To be sure, Puig is not a bold mover in fashion, having only opened one boutique for Paco Rabanne, and having halted Gaultier’s rtw, leaving the Frenchman to focus on couture, beauty and special projects. Nina Ricci has struggled to make headway against Europe’s luxury behemoths amid creative upheaval and modest investments.
In May, Ricci announced the departure of its creative director Guillaume Henry and the appointment of Charlotte Tasset as general manager fashion and fragrances. She was previously chief merchandising officer of women’s wear, lingerie, beauty and children’s wear at French department store chain Printemps, and has yet to name Henry’s successor.
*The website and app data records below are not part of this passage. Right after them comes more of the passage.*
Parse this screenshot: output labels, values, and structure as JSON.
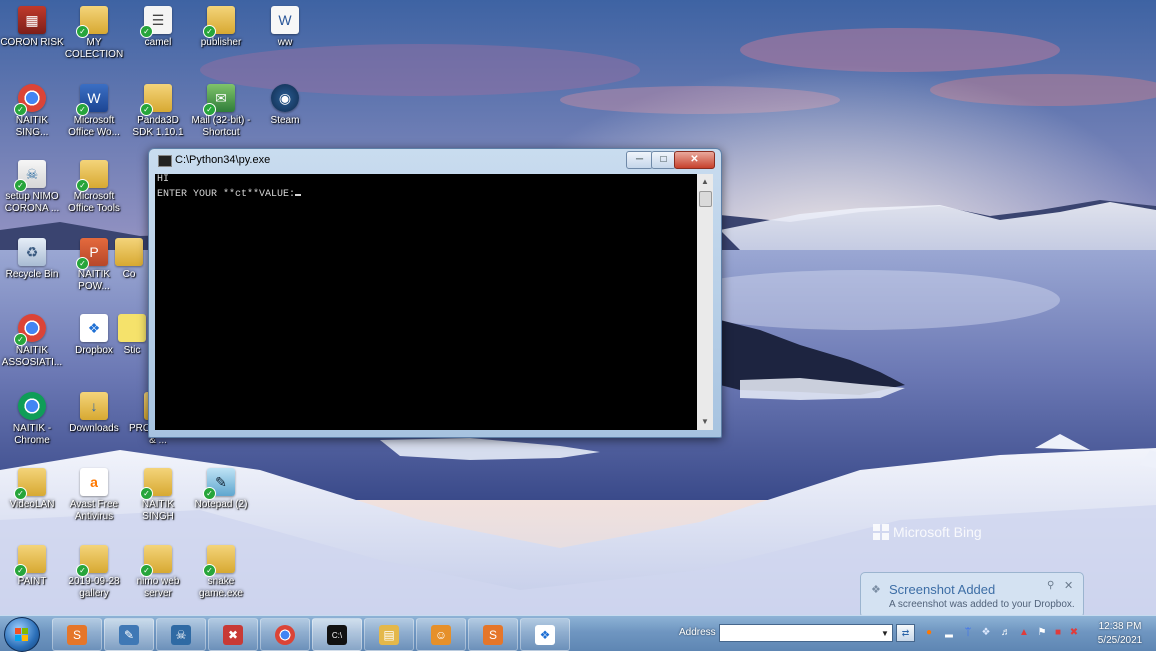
{
  "desktop": {
    "icons": [
      {
        "label": "CORON RISK",
        "icon": "winrar-icon"
      },
      {
        "label": "MY COLECTION",
        "icon": "folder-icon"
      },
      {
        "label": "camel",
        "icon": "document-icon"
      },
      {
        "label": "publisher",
        "icon": "folder-icon"
      },
      {
        "label": "ww",
        "icon": "word-document-icon"
      },
      {
        "label": "NAITIK SING...",
        "icon": "chrome-icon"
      },
      {
        "label": "Microsoft Office Wo...",
        "icon": "word-icon"
      },
      {
        "label": "Panda3D SDK 1.10.1",
        "icon": "folder-icon"
      },
      {
        "label": "Mail (32-bit) - Shortcut",
        "icon": "mail-icon"
      },
      {
        "label": "Steam",
        "icon": "steam-icon"
      },
      {
        "label": "setup NIMO CORONA ...",
        "icon": "python-setup-icon"
      },
      {
        "label": "Microsoft Office Tools",
        "icon": "folder-icon"
      },
      {
        "label": "Recycle Bin",
        "icon": "recycle-bin-icon"
      },
      {
        "label": "NAITIK POW...",
        "icon": "powerpoint-icon"
      },
      {
        "label": "Co",
        "icon": "folder-icon"
      },
      {
        "label": "NAITIK ASSOSIATI...",
        "icon": "chrome-icon"
      },
      {
        "label": "Dropbox",
        "icon": "dropbox-icon"
      },
      {
        "label": "Stic",
        "icon": "sticky-notes-icon"
      },
      {
        "label": "NAITIK - Chrome",
        "icon": "chrome-icon"
      },
      {
        "label": "Downloads",
        "icon": "downloads-folder-icon"
      },
      {
        "label": "PRO TOOLS & ...",
        "icon": "folder-icon"
      },
      {
        "label": "2",
        "icon": "folder-icon"
      },
      {
        "label": "VideoLAN",
        "icon": "folder-icon"
      },
      {
        "label": "Avast Free Antivirus",
        "icon": "avast-icon"
      },
      {
        "label": "NAITIK SINGH",
        "icon": "folder-icon"
      },
      {
        "label": "Notepad (2)",
        "icon": "notepad-icon"
      },
      {
        "label": "PAINT",
        "icon": "folder-icon"
      },
      {
        "label": "2019-09-28 gallery",
        "icon": "folder-icon"
      },
      {
        "label": "nimo web server",
        "icon": "folder-icon"
      },
      {
        "label": "snake game.exe",
        "icon": "folder-icon"
      }
    ]
  },
  "console": {
    "title": "C:\\Python34\\py.exe",
    "lines": [
      "HI",
      "ENTER YOUR **ct**VALUE:"
    ],
    "buttons": {
      "minimize": "─",
      "maximize": "□",
      "close": "✕"
    }
  },
  "watermark": {
    "text": "Microsoft Bing"
  },
  "notification": {
    "title": "Screenshot Added",
    "body": "A screenshot was added to your Dropbox."
  },
  "taskbar": {
    "apps": [
      {
        "icon": "sublime-text-icon",
        "color": "#e5762a"
      },
      {
        "icon": "python-idle-icon",
        "color": "#3f78b5"
      },
      {
        "icon": "python-icon",
        "color": "#2f6aa4"
      },
      {
        "icon": "app-red-icon",
        "color": "#c83a36"
      },
      {
        "icon": "chrome-icon",
        "color": "#d9432f"
      },
      {
        "icon": "console-icon",
        "color": "#111111"
      },
      {
        "icon": "file-explorer-icon",
        "color": "#e4b84b"
      },
      {
        "icon": "scratch-cat-icon",
        "color": "#e6902a"
      },
      {
        "icon": "sublime-text-icon",
        "color": "#e5762a"
      },
      {
        "icon": "dropbox-icon",
        "color": "#1f70d4"
      }
    ],
    "address_label": "Address",
    "address_value": "",
    "clock_time": "12:38 PM",
    "clock_date": "5/25/2021"
  },
  "tray": {
    "icons": [
      "avast-tray-icon",
      "network-tray-icon",
      "bluetooth-tray-icon",
      "dropbox-tray-icon",
      "volume-tray-icon",
      "shield-tray-icon",
      "flag-tray-icon",
      "usb-tray-icon",
      "network-warning-icon"
    ]
  }
}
More recently, Puig has been more active in the fragrance and cosmetics realms, snapping up brands such as L’Artisan Parfumeur and Penhaligon’s.
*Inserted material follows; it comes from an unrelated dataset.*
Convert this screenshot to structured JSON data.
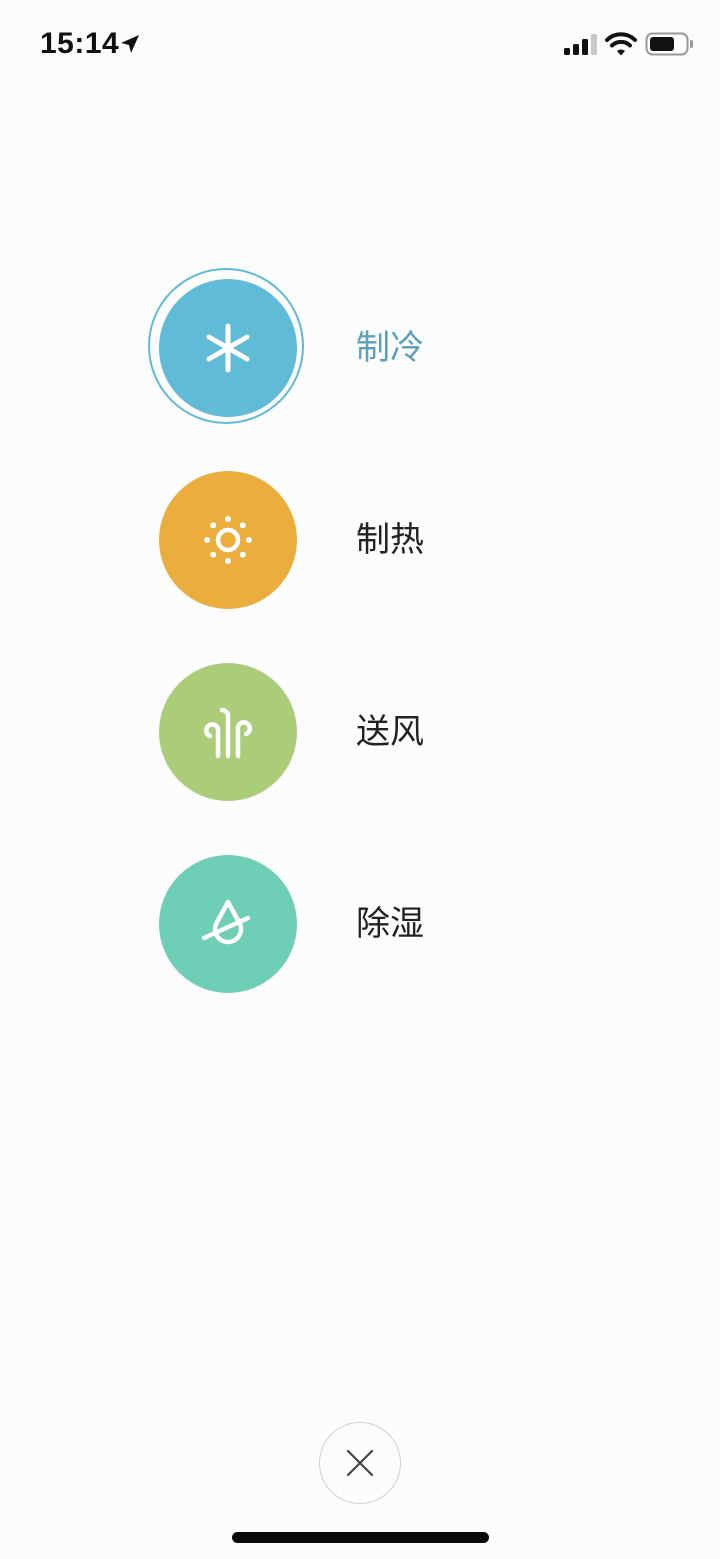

Van Noten doesn’t make fragrances, traditionally another cash cow for luxury brands, although his longstanding perfumer friend Frédéric Malle in 2013 did the first in his series of “portrait” scents with Van Noten, and selections of Malle’s perfumes, displayed on silver trays, are sold in many Van Noten boutiques.
Malle said Puig is “buying an amazing asset. Dries is one of the rare, untouched, legitimate worlds — more than a brand — which is super coherent. And from that, if you’re clever, you can do very beautiful things.”
Van Noten knows what his brand image is about, according to Malle, who added: “He knows exactly what he likes and doesn’t like. He would not have done something that was not perfectly coherent in his brand” when working on the perfume.
“And I think in this world, which is overcrowded, the most coherent brands will be winning,” Malle said.
Puig’s beauty business is a mix of owned and licensed brands, which includes Prada, Christian Louboutin and Comme des Garçons.
In late May, L’Oréal announced the group had inked a license for Valentino fragrances and beauty products, which had been part of the Puig portfolio since 2010.
Puig said in April that it aims to break past the three billion euro mark in sales by 2025.
The Van Noten deal is the latest in a flurry of merger-and-acquisition activity in the designer and luxury business space. It comes just a few months after Chinese conglomerate Fosun International took control of French luxury house Lanvin, and Amsterdam-based private equity firm Sapinda Holdings bought luxe lingerie company La Perla.